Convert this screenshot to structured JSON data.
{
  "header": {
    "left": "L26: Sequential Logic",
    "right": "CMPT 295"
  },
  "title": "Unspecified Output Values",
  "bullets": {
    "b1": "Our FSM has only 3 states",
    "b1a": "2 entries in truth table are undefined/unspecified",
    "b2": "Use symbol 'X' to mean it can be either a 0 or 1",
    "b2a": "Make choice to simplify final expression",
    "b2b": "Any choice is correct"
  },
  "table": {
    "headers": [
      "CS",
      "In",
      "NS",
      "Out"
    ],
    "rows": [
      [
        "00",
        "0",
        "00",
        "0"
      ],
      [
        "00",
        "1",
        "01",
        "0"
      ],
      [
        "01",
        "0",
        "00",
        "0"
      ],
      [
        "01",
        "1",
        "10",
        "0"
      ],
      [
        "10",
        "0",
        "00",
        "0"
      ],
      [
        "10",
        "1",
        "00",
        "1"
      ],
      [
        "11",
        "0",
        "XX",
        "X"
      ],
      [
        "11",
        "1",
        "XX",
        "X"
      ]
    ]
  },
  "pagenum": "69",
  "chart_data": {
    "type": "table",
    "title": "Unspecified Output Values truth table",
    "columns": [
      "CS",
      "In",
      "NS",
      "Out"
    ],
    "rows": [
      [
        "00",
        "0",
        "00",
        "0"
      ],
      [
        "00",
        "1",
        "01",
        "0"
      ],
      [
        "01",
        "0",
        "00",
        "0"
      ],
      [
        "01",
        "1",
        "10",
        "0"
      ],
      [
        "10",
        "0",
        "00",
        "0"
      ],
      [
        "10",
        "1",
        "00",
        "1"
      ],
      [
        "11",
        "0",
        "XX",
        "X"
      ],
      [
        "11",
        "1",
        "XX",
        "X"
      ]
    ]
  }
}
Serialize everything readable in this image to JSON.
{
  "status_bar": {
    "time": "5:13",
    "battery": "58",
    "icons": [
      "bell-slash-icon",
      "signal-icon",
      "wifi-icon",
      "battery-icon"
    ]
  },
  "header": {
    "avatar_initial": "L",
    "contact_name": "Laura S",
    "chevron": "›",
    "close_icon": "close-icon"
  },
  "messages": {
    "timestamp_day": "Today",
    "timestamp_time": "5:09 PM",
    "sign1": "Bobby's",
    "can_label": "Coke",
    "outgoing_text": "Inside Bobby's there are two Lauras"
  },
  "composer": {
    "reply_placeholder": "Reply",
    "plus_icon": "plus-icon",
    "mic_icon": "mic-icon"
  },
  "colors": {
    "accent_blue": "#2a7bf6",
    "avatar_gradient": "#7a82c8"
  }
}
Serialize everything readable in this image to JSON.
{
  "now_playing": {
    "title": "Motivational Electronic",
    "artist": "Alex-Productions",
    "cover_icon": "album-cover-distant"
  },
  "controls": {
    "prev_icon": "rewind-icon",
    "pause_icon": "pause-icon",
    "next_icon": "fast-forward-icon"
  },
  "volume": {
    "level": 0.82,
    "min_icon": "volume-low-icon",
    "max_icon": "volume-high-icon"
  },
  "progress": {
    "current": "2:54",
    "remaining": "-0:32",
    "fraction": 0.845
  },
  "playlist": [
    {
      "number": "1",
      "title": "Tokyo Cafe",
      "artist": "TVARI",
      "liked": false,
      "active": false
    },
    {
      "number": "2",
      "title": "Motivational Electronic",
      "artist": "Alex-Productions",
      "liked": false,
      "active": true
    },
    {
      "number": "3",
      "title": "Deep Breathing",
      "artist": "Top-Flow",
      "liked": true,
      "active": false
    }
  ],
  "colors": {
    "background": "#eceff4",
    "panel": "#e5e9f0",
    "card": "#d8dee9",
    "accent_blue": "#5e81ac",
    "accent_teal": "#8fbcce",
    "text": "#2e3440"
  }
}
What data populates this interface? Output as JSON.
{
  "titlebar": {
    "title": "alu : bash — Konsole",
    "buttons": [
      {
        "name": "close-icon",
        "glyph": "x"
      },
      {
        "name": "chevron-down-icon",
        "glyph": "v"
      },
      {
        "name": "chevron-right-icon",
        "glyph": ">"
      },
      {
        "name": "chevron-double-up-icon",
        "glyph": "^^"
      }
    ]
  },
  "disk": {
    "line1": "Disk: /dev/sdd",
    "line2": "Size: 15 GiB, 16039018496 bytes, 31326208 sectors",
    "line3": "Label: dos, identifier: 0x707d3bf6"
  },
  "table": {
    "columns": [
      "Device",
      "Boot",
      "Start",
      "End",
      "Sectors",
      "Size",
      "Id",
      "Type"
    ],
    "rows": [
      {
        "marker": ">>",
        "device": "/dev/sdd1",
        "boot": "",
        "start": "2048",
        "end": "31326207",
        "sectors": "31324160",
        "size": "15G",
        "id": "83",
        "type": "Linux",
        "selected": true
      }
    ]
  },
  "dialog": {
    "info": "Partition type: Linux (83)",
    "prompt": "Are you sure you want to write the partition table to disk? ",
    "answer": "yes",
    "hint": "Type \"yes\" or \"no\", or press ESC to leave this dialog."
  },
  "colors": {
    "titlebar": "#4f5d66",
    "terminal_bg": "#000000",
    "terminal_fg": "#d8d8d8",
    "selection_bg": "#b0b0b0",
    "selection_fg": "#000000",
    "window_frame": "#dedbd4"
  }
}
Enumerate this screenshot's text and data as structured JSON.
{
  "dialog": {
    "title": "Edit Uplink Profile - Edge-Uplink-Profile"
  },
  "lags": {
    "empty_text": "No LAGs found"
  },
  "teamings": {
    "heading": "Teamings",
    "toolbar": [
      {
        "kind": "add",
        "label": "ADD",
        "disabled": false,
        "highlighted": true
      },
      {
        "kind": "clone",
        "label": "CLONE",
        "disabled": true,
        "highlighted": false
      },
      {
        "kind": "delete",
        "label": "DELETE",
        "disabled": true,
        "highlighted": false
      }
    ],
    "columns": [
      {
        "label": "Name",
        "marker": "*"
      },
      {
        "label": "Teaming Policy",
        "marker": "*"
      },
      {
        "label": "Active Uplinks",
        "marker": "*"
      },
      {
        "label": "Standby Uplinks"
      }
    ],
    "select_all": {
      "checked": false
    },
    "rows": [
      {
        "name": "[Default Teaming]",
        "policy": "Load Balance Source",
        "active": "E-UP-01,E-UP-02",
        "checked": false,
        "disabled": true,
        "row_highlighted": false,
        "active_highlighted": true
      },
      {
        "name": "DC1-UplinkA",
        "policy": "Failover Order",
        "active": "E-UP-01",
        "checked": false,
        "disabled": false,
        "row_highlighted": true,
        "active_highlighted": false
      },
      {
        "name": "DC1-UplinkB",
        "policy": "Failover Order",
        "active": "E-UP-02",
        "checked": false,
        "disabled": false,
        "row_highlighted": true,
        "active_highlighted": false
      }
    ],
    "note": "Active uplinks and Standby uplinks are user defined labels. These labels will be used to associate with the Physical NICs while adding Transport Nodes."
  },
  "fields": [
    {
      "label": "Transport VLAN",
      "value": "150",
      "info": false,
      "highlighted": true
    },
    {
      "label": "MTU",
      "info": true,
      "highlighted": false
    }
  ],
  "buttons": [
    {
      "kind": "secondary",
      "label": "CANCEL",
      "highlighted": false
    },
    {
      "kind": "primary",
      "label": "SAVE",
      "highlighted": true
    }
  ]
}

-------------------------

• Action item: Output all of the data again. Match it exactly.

• Answer space:
Convert this screenshot to structured JSON data.
{
  "header": {
    "left": "L26: Sequential Logic",
    "right": "CMPT 295"
  },
  "title": "Unspecified Output Values",
  "bullets": {
    "b1": "Our FSM has only 3 states",
    "b1a": "2 entries in truth table are undefined/unspecified",
    "b2": "Use symbol 'X' to mean it can be either a 0 or 1",
    "b2a": "Make choice to simplify final expression",
    "b2b": "Any choice is correct"
  },
  "table": {
    "headers": [
      "CS",
      "In",
      "NS",
      "Out"
    ],
    "rows": [
      [
        "00",
        "0",
        "00",
        "0"
      ],
      [
        "00",
        "1",
        "01",
        "0"
      ],
      [
        "01",
        "0",
        "00",
        "0"
      ],
      [
        "01",
        "1",
        "10",
        "0"
      ],
      [
        "10",
        "0",
        "00",
        "0"
      ],
      [
        "10",
        "1",
        "00",
        "1"
      ],
      [
        "11",
        "0",
        "XX",
        "X"
      ],
      [
        "11",
        "1",
        "XX",
        "X"
      ]
    ]
  },
  "pagenum": "69",
  "chart_data": {
    "type": "table",
    "title": "Unspecified Output Values truth table",
    "columns": [
      "CS",
      "In",
      "NS",
      "Out"
    ],
    "rows": [
      [
        "00",
        "0",
        "00",
        "0"
      ],
      [
        "00",
        "1",
        "01",
        "0"
      ],
      [
        "01",
        "0",
        "00",
        "0"
      ],
      [
        "01",
        "1",
        "10",
        "0"
      ],
      [
        "10",
        "0",
        "00",
        "0"
      ],
      [
        "10",
        "1",
        "00",
        "1"
      ],
      [
        "11",
        "0",
        "XX",
        "X"
      ],
      [
        "11",
        "1",
        "XX",
        "X"
      ]
    ]
  }
}
Serialize everything readable in this image to JSON.
{
  "status_bar": {
    "time": "5:13",
    "battery": "58",
    "icons": [
      "bell-slash-icon",
      "signal-icon",
      "wifi-icon",
      "battery-icon"
    ]
  },
  "header": {
    "avatar_initial": "L",
    "contact_name": "Laura S",
    "chevron": "›",
    "close_icon": "close-icon"
  },
  "messages": {
    "timestamp_day": "Today",
    "timestamp_time": "5:09 PM",
    "sign1": "Bobby's",
    "can_label": "Coke",
    "outgoing_text": "Inside Bobby's there are two Lauras"
  },
  "composer": {
    "reply_placeholder": "Reply",
    "plus_icon": "plus-icon",
    "mic_icon": "mic-icon"
  },
  "colors": {
    "accent_blue": "#2a7bf6",
    "avatar_gradient": "#7a82c8"
  }
}
Serialize everything readable in this image to JSON.
{
  "now_playing": {
    "title": "Motivational Electronic",
    "artist": "Alex-Productions",
    "cover_icon": "album-cover-distant"
  },
  "controls": {
    "prev_icon": "rewind-icon",
    "pause_icon": "pause-icon",
    "next_icon": "fast-forward-icon"
  },
  "volume": {
    "level": 0.82,
    "min_icon": "volume-low-icon",
    "max_icon": "volume-high-icon"
  },
  "progress": {
    "current": "2:54",
    "remaining": "-0:32",
    "fraction": 0.845
  },
  "playlist": [
    {
      "number": "1",
      "title": "Tokyo Cafe",
      "artist": "TVARI",
      "liked": false,
      "active": false
    },
    {
      "number": "2",
      "title": "Motivational Electronic",
      "artist": "Alex-Productions",
      "liked": false,
      "active": true
    },
    {
      "number": "3",
      "title": "Deep Breathing",
      "artist": "Top-Flow",
      "liked": true,
      "active": false
    }
  ],
  "colors": {
    "background": "#eceff4",
    "panel": "#e5e9f0",
    "card": "#d8dee9",
    "accent_blue": "#5e81ac",
    "accent_teal": "#8fbcce",
    "text": "#2e3440"
  }
}
What data populates this interface? Output as JSON.
{
  "titlebar": {
    "title": "alu : bash — Konsole",
    "buttons": [
      {
        "name": "close-icon",
        "glyph": "x"
      },
      {
        "name": "chevron-down-icon",
        "glyph": "v"
      },
      {
        "name": "chevron-right-icon",
        "glyph": ">"
      },
      {
        "name": "chevron-double-up-icon",
        "glyph": "^^"
      }
    ]
  },
  "disk": {
    "line1": "Disk: /dev/sdd",
    "line2": "Size: 15 GiB, 16039018496 bytes, 31326208 sectors",
    "line3": "Label: dos, identifier: 0x707d3bf6"
  },
  "table": {
    "columns": [
      "Device",
      "Boot",
      "Start",
      "End",
      "Sectors",
      "Size",
      "Id",
      "Type"
    ],
    "rows": [
      {
        "marker": ">>",
        "device": "/dev/sdd1",
        "boot": "",
        "start": "2048",
        "end": "31326207",
        "sectors": "31324160",
        "size": "15G",
        "id": "83",
        "type": "Linux",
        "selected": true
      }
    ]
  },
  "dialog": {
    "info": "Partition type: Linux (83)",
    "prompt": "Are you sure you want to write the partition table to disk? ",
    "answer": "yes",
    "hint": "Type \"yes\" or \"no\", or press ESC to leave this dialog."
  },
  "colors": {
    "titlebar": "#4f5d66",
    "terminal_bg": "#000000",
    "terminal_fg": "#d8d8d8",
    "selection_bg": "#b0b0b0",
    "selection_fg": "#000000",
    "window_frame": "#dedbd4"
  }
}
Enumerate this screenshot's text and data as structured JSON.
{
  "dialog": {
    "title": "Edit Uplink Profile - Edge-Uplink-Profile"
  },
  "lags": {
    "empty_text": "No LAGs found"
  },
  "teamings": {
    "heading": "Teamings",
    "toolbar": [
      {
        "kind": "add",
        "label": "ADD",
        "disabled": false,
        "highlighted": true
      },
      {
        "kind": "clone",
        "label": "CLONE",
        "disabled": true,
        "highlighted": false
      },
      {
        "kind": "delete",
        "label": "DELETE",
        "disabled": true,
        "highlighted": false
      }
    ],
    "columns": [
      {
        "label": "Name",
        "marker": "*"
      },
      {
        "label": "Teaming Policy",
        "marker": "*"
      },
      {
        "label": "Active Uplinks",
        "marker": "*"
      },
      {
        "label": "Standby Uplinks"
      }
    ],
    "select_all": {
      "checked": false
    },
    "rows": [
      {
        "name": "[Default Teaming]",
        "policy": "Load Balance Source",
        "active": "E-UP-01,E-UP-02",
        "checked": false,
        "disabled": true,
        "row_highlighted": false,
        "active_highlighted": true
      },
      {
        "name": "DC1-UplinkA",
        "policy": "Failover Order",
        "active": "E-UP-01",
        "checked": false,
        "disabled": false,
        "row_highlighted": true,
        "active_highlighted": false
      },
      {
        "name": "DC1-UplinkB",
        "policy": "Failover Order",
        "active": "E-UP-02",
        "checked": false,
        "disabled": false,
        "row_highlighted": true,
        "active_highlighted": false
      }
    ],
    "note": "Active uplinks and Standby uplinks are user defined labels. These labels will be used to associate with the Physical NICs while adding Transport Nodes."
  },
  "fields": [
    {
      "label": "Transport VLAN",
      "value": "150",
      "info": false,
      "highlighted": true
    },
    {
      "label": "MTU",
      "info": true,
      "highlighted": false
    }
  ],
  "buttons": [
    {
      "kind": "secondary",
      "label": "CANCEL",
      "highlighted": false
    },
    {
      "kind": "primary",
      "label": "SAVE",
      "highlighted": true
    }
  ]
}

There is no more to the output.